Myth: Strength training is bad for my joints – Benefits from lifting weights

“But I don’t lift heavy” This is a response I get quite often when I ask my clients if they’re working out. As to reassure me that they’re not doing anything harmful failing to realize that there are many health and physiological benefits from lifting weights.

I get it. Unfortunately, many people get met with a skeptical face and a message to stop when they tell their doctor (or physio) that they’re lifting weight.  For years the belief has been that lifting heavy can be harmful for the body.

I am here to tell you: that lifting weights is good for you, and it is one of the best ways to keep a strong and healthy body!

Personally, I love strength training. It has been an important part of my training routine since I was introduced to it in my mid-twenties. From only doing loads of cardio (nothing bad about cardio, of course, I love that too), it opened up a new world to me. I suddenly got more results, I saw my body changing, and I felt strong and confident. 

Over the years, both with my own experience and by increasing my knowledge through different courses, weight lifting, or strength training, has become a natural part of my work as well. 


I am a big believer in movement as medicine, and lifting weights is a great way to build your muscles stronger and protect your joints from aging. 

Very often people don’t even get injured in the gym. They pull a muscle when they are doing just normal everyday activities like bending to pick up something from the floor. 

Most of us live very sedentary lives, therefore being active with training has become increasingly important. 


Benefits from lifting weights:

  • Important for our joint health! It’s the best way to protect our joints as we age, and it is also very important for those suffering from pain and stiffness due to degenerative changes in the joints. Use it or lose it!
  • Increases bone density. This is important for when we get older and for women, in particular before and during menopause when our bone density reduces.  
  • Makes you more resilient to handle whatever stress life throws at you.
  • Increases energy and makes you feel more awake during the day. 
  • Strong to do everyday activities like playing with your kids, lifting heavy groceries, etc.
  • Prevention of aches and pains, like lower back pain, and neck and shoulder pain. 
  • Injury prevention and increased performance in sports, for runners or cyclists. 


When I see clients who do strength training on a regular basis I always encourage them to continue. I believe strength training should always be part of a rehabilitation program.


Sometimes I will encourage clients to introduce more strength into their training routine. Sometimes we need to change the program for a bit, or switch some exercises with something else. 

Sometimes they need more. Sometimes they need less. But I never tell them to stop!

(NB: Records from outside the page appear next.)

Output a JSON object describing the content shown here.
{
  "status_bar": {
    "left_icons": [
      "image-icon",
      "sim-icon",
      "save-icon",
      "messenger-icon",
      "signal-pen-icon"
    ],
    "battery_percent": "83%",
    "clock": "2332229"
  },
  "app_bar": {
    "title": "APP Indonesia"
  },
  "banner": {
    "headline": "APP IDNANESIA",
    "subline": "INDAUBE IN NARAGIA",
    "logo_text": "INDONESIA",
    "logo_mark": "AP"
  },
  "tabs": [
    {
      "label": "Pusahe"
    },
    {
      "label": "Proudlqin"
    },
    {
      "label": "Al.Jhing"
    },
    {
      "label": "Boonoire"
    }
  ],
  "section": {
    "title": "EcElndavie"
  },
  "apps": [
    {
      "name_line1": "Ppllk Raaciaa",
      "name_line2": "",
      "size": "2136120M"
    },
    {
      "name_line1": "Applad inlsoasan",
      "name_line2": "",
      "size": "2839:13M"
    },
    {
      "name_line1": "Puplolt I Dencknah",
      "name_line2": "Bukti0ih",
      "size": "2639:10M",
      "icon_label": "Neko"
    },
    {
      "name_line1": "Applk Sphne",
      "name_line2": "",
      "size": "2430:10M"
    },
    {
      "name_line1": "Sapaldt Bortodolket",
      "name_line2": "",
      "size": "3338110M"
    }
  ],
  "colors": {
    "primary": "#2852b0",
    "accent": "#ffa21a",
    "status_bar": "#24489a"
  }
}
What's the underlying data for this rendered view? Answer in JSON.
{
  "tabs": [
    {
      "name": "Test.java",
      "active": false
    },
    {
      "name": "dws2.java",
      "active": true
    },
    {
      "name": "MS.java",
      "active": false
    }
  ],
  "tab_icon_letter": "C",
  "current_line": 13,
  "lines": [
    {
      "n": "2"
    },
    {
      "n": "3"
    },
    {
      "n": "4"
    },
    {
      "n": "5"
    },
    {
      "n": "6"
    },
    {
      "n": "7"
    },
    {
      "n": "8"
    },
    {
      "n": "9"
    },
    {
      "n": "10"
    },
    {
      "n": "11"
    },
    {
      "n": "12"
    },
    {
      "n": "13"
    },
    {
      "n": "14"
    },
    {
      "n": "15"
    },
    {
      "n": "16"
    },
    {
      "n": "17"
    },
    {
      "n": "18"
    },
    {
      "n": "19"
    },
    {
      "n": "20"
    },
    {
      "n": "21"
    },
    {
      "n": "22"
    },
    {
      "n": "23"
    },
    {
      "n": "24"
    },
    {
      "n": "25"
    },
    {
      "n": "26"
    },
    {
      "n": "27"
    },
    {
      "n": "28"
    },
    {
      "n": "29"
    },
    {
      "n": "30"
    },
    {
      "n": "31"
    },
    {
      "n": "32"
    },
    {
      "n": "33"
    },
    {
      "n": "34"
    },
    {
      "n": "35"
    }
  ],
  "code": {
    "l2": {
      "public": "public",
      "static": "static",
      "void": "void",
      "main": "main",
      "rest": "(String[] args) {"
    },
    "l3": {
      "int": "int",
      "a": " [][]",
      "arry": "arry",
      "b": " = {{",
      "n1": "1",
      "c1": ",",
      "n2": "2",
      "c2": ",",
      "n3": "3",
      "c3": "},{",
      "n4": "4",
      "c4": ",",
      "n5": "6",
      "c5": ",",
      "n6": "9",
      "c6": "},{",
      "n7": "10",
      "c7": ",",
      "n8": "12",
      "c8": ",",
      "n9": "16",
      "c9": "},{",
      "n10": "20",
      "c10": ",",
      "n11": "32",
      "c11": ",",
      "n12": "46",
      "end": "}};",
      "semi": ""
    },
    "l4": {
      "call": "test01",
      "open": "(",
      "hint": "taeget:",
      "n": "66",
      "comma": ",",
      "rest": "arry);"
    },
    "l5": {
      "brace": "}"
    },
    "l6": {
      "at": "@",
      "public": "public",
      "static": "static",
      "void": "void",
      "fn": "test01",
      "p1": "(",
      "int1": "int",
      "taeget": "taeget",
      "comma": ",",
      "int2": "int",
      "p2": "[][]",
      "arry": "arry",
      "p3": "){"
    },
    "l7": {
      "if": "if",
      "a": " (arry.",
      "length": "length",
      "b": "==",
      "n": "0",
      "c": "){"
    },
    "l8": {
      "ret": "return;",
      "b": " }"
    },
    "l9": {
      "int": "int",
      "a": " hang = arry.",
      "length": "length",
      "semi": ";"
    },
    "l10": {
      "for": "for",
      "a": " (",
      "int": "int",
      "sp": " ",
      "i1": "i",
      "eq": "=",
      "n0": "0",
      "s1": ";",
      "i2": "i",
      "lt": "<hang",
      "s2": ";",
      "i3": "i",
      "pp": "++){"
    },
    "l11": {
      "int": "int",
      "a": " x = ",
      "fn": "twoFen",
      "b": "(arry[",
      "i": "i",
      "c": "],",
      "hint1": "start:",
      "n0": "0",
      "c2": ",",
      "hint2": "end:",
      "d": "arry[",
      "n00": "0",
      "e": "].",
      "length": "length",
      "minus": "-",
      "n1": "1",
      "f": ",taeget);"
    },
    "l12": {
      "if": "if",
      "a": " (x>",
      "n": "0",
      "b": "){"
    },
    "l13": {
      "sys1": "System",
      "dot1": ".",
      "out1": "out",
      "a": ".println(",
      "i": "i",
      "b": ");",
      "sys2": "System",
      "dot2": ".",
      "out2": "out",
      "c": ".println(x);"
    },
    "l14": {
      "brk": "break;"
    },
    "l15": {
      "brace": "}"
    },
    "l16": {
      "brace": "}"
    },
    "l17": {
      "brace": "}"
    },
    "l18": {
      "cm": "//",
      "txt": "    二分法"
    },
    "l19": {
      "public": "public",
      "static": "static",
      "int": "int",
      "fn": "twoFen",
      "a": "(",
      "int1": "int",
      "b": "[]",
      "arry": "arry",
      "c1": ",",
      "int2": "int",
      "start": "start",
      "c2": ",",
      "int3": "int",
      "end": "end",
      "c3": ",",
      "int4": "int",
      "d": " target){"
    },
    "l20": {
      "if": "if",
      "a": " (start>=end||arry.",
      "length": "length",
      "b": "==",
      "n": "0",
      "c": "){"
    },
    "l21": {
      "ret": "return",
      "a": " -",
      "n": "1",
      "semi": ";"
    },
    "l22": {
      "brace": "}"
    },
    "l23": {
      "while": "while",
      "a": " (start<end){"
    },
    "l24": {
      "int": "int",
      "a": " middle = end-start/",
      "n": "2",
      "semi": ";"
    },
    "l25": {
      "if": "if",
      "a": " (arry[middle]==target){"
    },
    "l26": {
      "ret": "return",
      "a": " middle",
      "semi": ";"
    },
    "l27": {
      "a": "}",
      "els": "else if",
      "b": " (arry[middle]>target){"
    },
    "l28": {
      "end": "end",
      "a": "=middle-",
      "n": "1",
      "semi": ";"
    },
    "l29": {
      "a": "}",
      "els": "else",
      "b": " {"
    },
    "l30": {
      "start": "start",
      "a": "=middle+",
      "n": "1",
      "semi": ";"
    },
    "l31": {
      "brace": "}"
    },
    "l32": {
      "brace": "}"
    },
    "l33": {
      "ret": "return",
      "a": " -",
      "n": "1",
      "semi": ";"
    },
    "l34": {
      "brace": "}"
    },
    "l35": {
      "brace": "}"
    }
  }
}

And many times I will just tell them to do exactly what they are doing because it’s working!


The most important thing to remember when it comes to lifting weights, or any form of training really, is not to go too heavy, too fast, too soon! 


Happy weightlifting!